Task:
Look for "JSON" in each line of the records, and copy the lines that have it.

The data:
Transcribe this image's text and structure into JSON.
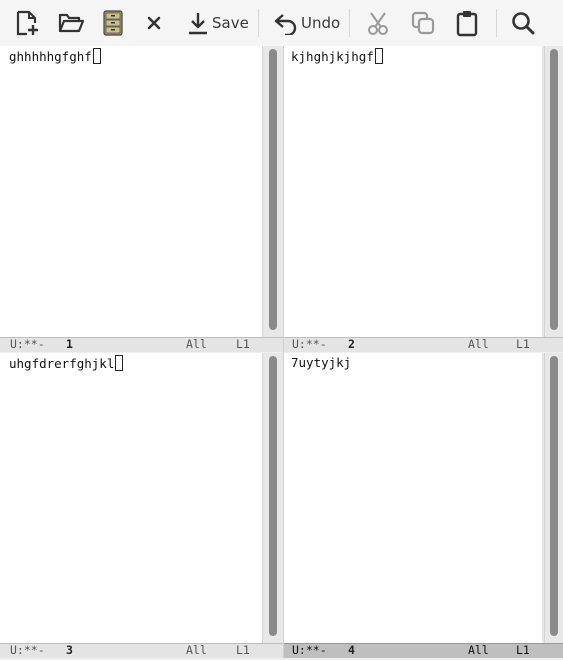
{
  "toolbar": {
    "new_icon": "new-file-icon",
    "open_icon": "open-folder-icon",
    "dired_icon": "file-cabinet-icon",
    "close_icon": "close-icon",
    "save_label": "Save",
    "undo_label": "Undo",
    "cut_icon": "scissors-icon",
    "copy_icon": "copy-icon",
    "paste_icon": "clipboard-icon",
    "search_icon": "search-icon"
  },
  "windows": [
    {
      "text": "ghhhhhgfghf",
      "cursor": true,
      "status": "U:**-",
      "buffer": "1",
      "position": "All",
      "line": "L1",
      "active": false
    },
    {
      "text": "kjhghjkjhgf",
      "cursor": true,
      "status": "U:**-",
      "buffer": "2",
      "position": "All",
      "line": "L1",
      "active": false
    },
    {
      "text": "uhgfdrerfghjkl",
      "cursor": true,
      "status": "U:**-",
      "buffer": "3",
      "position": "All",
      "line": "L1",
      "active": false
    },
    {
      "text": "7uytyjkj",
      "cursor": false,
      "status": "U:**-",
      "buffer": "4",
      "position": "All",
      "line": "L1",
      "active": true
    }
  ]
}
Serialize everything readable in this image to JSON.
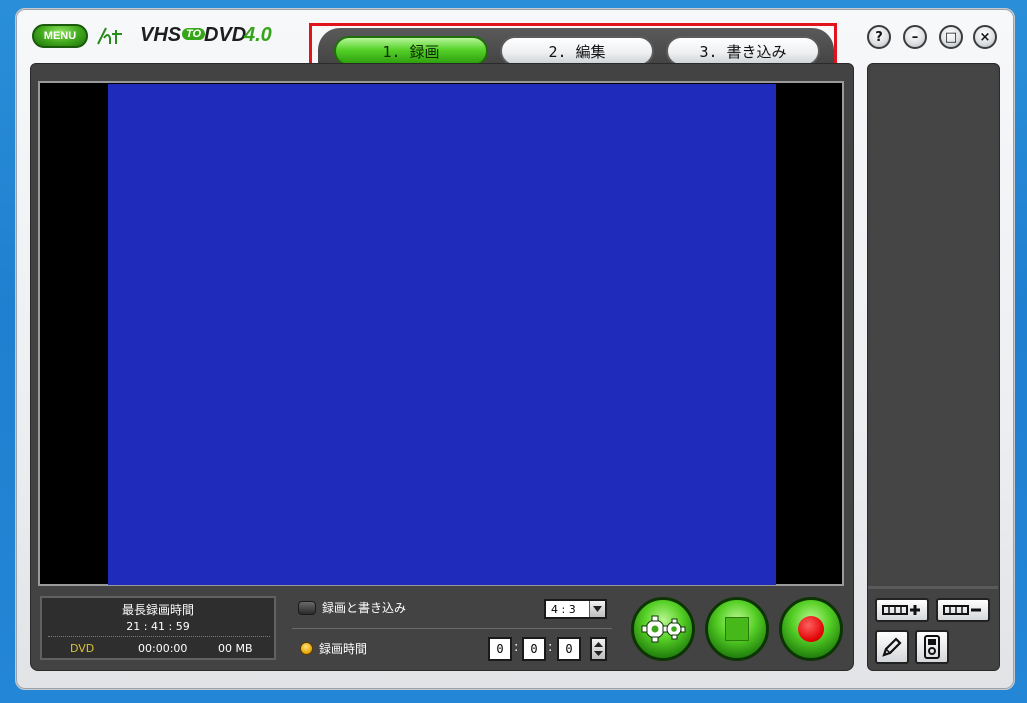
{
  "app": {
    "menu_label": "MENU",
    "logo_text_vhs": "VHS",
    "logo_text_to": "TO",
    "logo_text_dvd": "DVD",
    "logo_version": "4.0"
  },
  "tabs": [
    {
      "label": "1. 録画",
      "active": true
    },
    {
      "label": "2. 編集",
      "active": false
    },
    {
      "label": "3. 書き込み",
      "active": false
    }
  ],
  "window_buttons": {
    "help": "?",
    "minimize": "–",
    "maximize": "□",
    "close": "×"
  },
  "info": {
    "title": "最長録画時間",
    "max_time": "21 : 41 : 59",
    "format": "DVD",
    "elapsed": "00:00:00",
    "size": "00 MB"
  },
  "options": {
    "record_and_burn": "録画と書き込み",
    "record_time": "録画時間",
    "aspect_value": "4 : 3",
    "time_h": "0",
    "time_m": "0",
    "time_s": "0",
    "sep1": ":",
    "sep2": ":"
  },
  "colors": {
    "video_bg": "#1f2bbb",
    "accent_green": "#3fa51c",
    "highlight_red": "#e0141a"
  }
}
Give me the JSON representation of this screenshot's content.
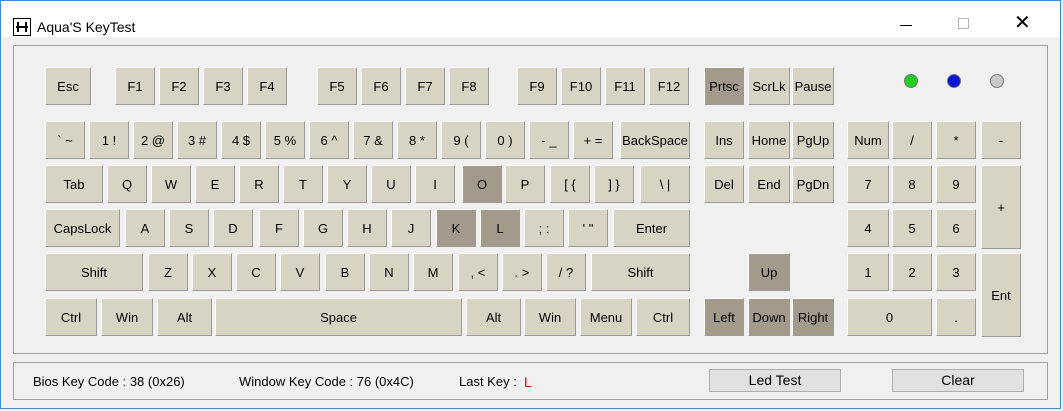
{
  "window": {
    "title": "Aqua'S KeyTest",
    "minimize_glyph": "—",
    "maximize_glyph": "☐",
    "close_glyph": "✕"
  },
  "keys": [
    {
      "id": "esc",
      "label": "Esc",
      "on": false
    },
    {
      "id": "f1",
      "label": "F1",
      "on": false
    },
    {
      "id": "f2",
      "label": "F2",
      "on": false
    },
    {
      "id": "f3",
      "label": "F3",
      "on": false
    },
    {
      "id": "f4",
      "label": "F4",
      "on": false
    },
    {
      "id": "f5",
      "label": "F5",
      "on": false
    },
    {
      "id": "f6",
      "label": "F6",
      "on": false
    },
    {
      "id": "f7",
      "label": "F7",
      "on": false
    },
    {
      "id": "f8",
      "label": "F8",
      "on": false
    },
    {
      "id": "f9",
      "label": "F9",
      "on": false
    },
    {
      "id": "f10",
      "label": "F10",
      "on": false
    },
    {
      "id": "f11",
      "label": "F11",
      "on": false
    },
    {
      "id": "f12",
      "label": "F12",
      "on": false
    },
    {
      "id": "prtsc",
      "label": "Prtsc",
      "on": true
    },
    {
      "id": "scrlk",
      "label": "ScrLk",
      "on": false
    },
    {
      "id": "pause",
      "label": "Pause",
      "on": false
    },
    {
      "id": "backtick",
      "label": "` ~",
      "on": false
    },
    {
      "id": "n1",
      "label": "1 !",
      "on": false
    },
    {
      "id": "n2",
      "label": "2 @",
      "on": false
    },
    {
      "id": "n3",
      "label": "3 #",
      "on": false
    },
    {
      "id": "n4",
      "label": "4 $",
      "on": false
    },
    {
      "id": "n5",
      "label": "5 %",
      "on": false
    },
    {
      "id": "n6",
      "label": "6 ^",
      "on": false
    },
    {
      "id": "n7",
      "label": "7 &",
      "on": false
    },
    {
      "id": "n8",
      "label": "8 *",
      "on": false
    },
    {
      "id": "n9",
      "label": "9 (",
      "on": false
    },
    {
      "id": "n0",
      "label": "0 )",
      "on": false
    },
    {
      "id": "minus",
      "label": "- _",
      "on": false
    },
    {
      "id": "equal",
      "label": "+ =",
      "on": false
    },
    {
      "id": "backspace",
      "label": "BackSpace",
      "on": false
    },
    {
      "id": "tab",
      "label": "Tab",
      "on": false
    },
    {
      "id": "q",
      "label": "Q",
      "on": false
    },
    {
      "id": "w",
      "label": "W",
      "on": false
    },
    {
      "id": "e",
      "label": "E",
      "on": false
    },
    {
      "id": "r",
      "label": "R",
      "on": false
    },
    {
      "id": "t",
      "label": "T",
      "on": false
    },
    {
      "id": "y",
      "label": "Y",
      "on": false
    },
    {
      "id": "u",
      "label": "U",
      "on": false
    },
    {
      "id": "i",
      "label": "I",
      "on": false
    },
    {
      "id": "o",
      "label": "O",
      "on": true
    },
    {
      "id": "p",
      "label": "P",
      "on": false
    },
    {
      "id": "lbracket",
      "label": "[ {",
      "on": false
    },
    {
      "id": "rbracket",
      "label": "] }",
      "on": false
    },
    {
      "id": "backslash",
      "label": "\\ |",
      "on": false
    },
    {
      "id": "capslock",
      "label": "CapsLock",
      "on": false
    },
    {
      "id": "a",
      "label": "A",
      "on": false
    },
    {
      "id": "s",
      "label": "S",
      "on": false
    },
    {
      "id": "d",
      "label": "D",
      "on": false
    },
    {
      "id": "f",
      "label": "F",
      "on": false
    },
    {
      "id": "g",
      "label": "G",
      "on": false
    },
    {
      "id": "h",
      "label": "H",
      "on": false
    },
    {
      "id": "j",
      "label": "J",
      "on": false
    },
    {
      "id": "k",
      "label": "K",
      "on": true
    },
    {
      "id": "l",
      "label": "L",
      "on": true
    },
    {
      "id": "semicolon",
      "label": "; :",
      "on": false
    },
    {
      "id": "quote",
      "label": "' \"",
      "on": false
    },
    {
      "id": "enter",
      "label": "Enter",
      "on": false
    },
    {
      "id": "lshift",
      "label": "Shift",
      "on": false
    },
    {
      "id": "z",
      "label": "Z",
      "on": false
    },
    {
      "id": "x",
      "label": "X",
      "on": false
    },
    {
      "id": "c",
      "label": "C",
      "on": false
    },
    {
      "id": "v",
      "label": "V",
      "on": false
    },
    {
      "id": "b",
      "label": "B",
      "on": false
    },
    {
      "id": "n",
      "label": "N",
      "on": false
    },
    {
      "id": "m",
      "label": "M",
      "on": false
    },
    {
      "id": "comma",
      "label": ", <",
      "on": false
    },
    {
      "id": "period",
      "label": ". >",
      "on": false
    },
    {
      "id": "slash",
      "label": "/ ?",
      "on": false
    },
    {
      "id": "rshift",
      "label": "Shift",
      "on": false
    },
    {
      "id": "lctrl",
      "label": "Ctrl",
      "on": false
    },
    {
      "id": "lwin",
      "label": "Win",
      "on": false
    },
    {
      "id": "lalt",
      "label": "Alt",
      "on": false
    },
    {
      "id": "space",
      "label": "Space",
      "on": false
    },
    {
      "id": "ralt",
      "label": "Alt",
      "on": false
    },
    {
      "id": "rwin",
      "label": "Win",
      "on": false
    },
    {
      "id": "menu",
      "label": "Menu",
      "on": false
    },
    {
      "id": "rctrl",
      "label": "Ctrl",
      "on": false
    },
    {
      "id": "ins",
      "label": "Ins",
      "on": false
    },
    {
      "id": "home",
      "label": "Home",
      "on": false
    },
    {
      "id": "pgup",
      "label": "PgUp",
      "on": false
    },
    {
      "id": "del",
      "label": "Del",
      "on": false
    },
    {
      "id": "end",
      "label": "End",
      "on": false
    },
    {
      "id": "pgdn",
      "label": "PgDn",
      "on": false
    },
    {
      "id": "up",
      "label": "Up",
      "on": true
    },
    {
      "id": "left",
      "label": "Left",
      "on": true
    },
    {
      "id": "down",
      "label": "Down",
      "on": true
    },
    {
      "id": "right",
      "label": "Right",
      "on": true
    },
    {
      "id": "num",
      "label": "Num",
      "on": false
    },
    {
      "id": "kp_div",
      "label": "/",
      "on": false
    },
    {
      "id": "kp_mul",
      "label": "*",
      "on": false
    },
    {
      "id": "kp_minus",
      "label": "-",
      "on": false
    },
    {
      "id": "kp7",
      "label": "7",
      "on": false
    },
    {
      "id": "kp8",
      "label": "8",
      "on": false
    },
    {
      "id": "kp9",
      "label": "9",
      "on": false
    },
    {
      "id": "kp_plus",
      "label": "+",
      "on": false
    },
    {
      "id": "kp4",
      "label": "4",
      "on": false
    },
    {
      "id": "kp5",
      "label": "5",
      "on": false
    },
    {
      "id": "kp6",
      "label": "6",
      "on": false
    },
    {
      "id": "kp1",
      "label": "1",
      "on": false
    },
    {
      "id": "kp2",
      "label": "2",
      "on": false
    },
    {
      "id": "kp3",
      "label": "3",
      "on": false
    },
    {
      "id": "kp_enter",
      "label": "Ent",
      "on": false
    },
    {
      "id": "kp0",
      "label": "0",
      "on": false
    },
    {
      "id": "kp_dot",
      "label": ".",
      "on": false
    }
  ],
  "leds": [
    {
      "name": "numlock-led",
      "color": "#22cc22"
    },
    {
      "name": "capslock-led",
      "color": "#0a14d8"
    },
    {
      "name": "scrolllock-led",
      "color": "#c8c8c8"
    }
  ],
  "status": {
    "bios_key_code": "Bios Key Code : 38 (0x26)",
    "window_key_code": "Window Key Code : 76 (0x4C)",
    "last_key_label": "Last Key :",
    "last_key_value": "L",
    "led_test_button": "Led Test",
    "clear_button": "Clear"
  },
  "colors": {
    "key_normal": "#d8d4c4",
    "key_pressed": "#a49a8c",
    "last_key": "#e00000"
  }
}
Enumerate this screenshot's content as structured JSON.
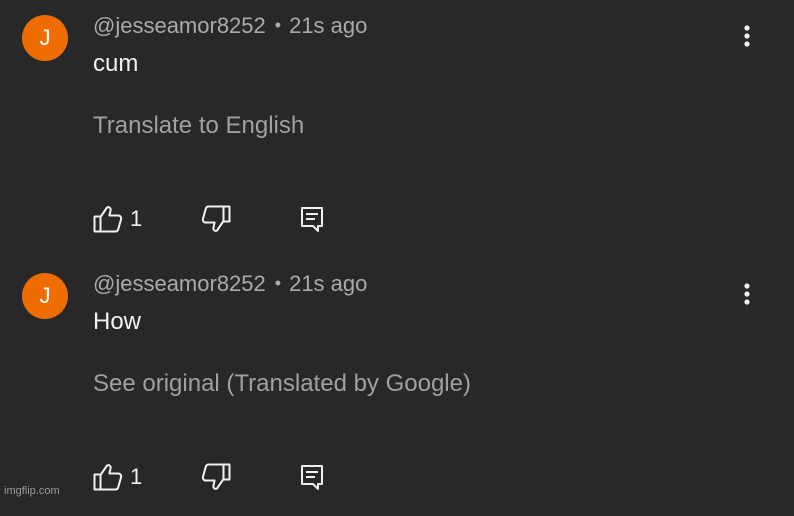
{
  "comments": [
    {
      "avatar_letter": "J",
      "author": "@jesseamor8252",
      "separator": "•",
      "time": "21s ago",
      "text": "cum",
      "translate_link": "Translate to English",
      "like_count": "1",
      "avatar_color": "#ef6c00"
    },
    {
      "avatar_letter": "J",
      "author": "@jesseamor8252",
      "separator": "•",
      "time": "21s ago",
      "text": "How",
      "translate_link": "See original (Translated by Google)",
      "like_count": "1",
      "avatar_color": "#ef6c00"
    }
  ],
  "watermark": "imgflip.com",
  "icons": {
    "like": "thumbs-up-icon",
    "dislike": "thumbs-down-icon",
    "reply": "comment-icon",
    "more": "more-vertical-icon"
  }
}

Written solution:
Transcribe this image's text and structure into JSON.
Serialize everything readable in this image to JSON.
Give me the JSON representation of this screenshot's content.
Enumerate this screenshot's content as structured JSON.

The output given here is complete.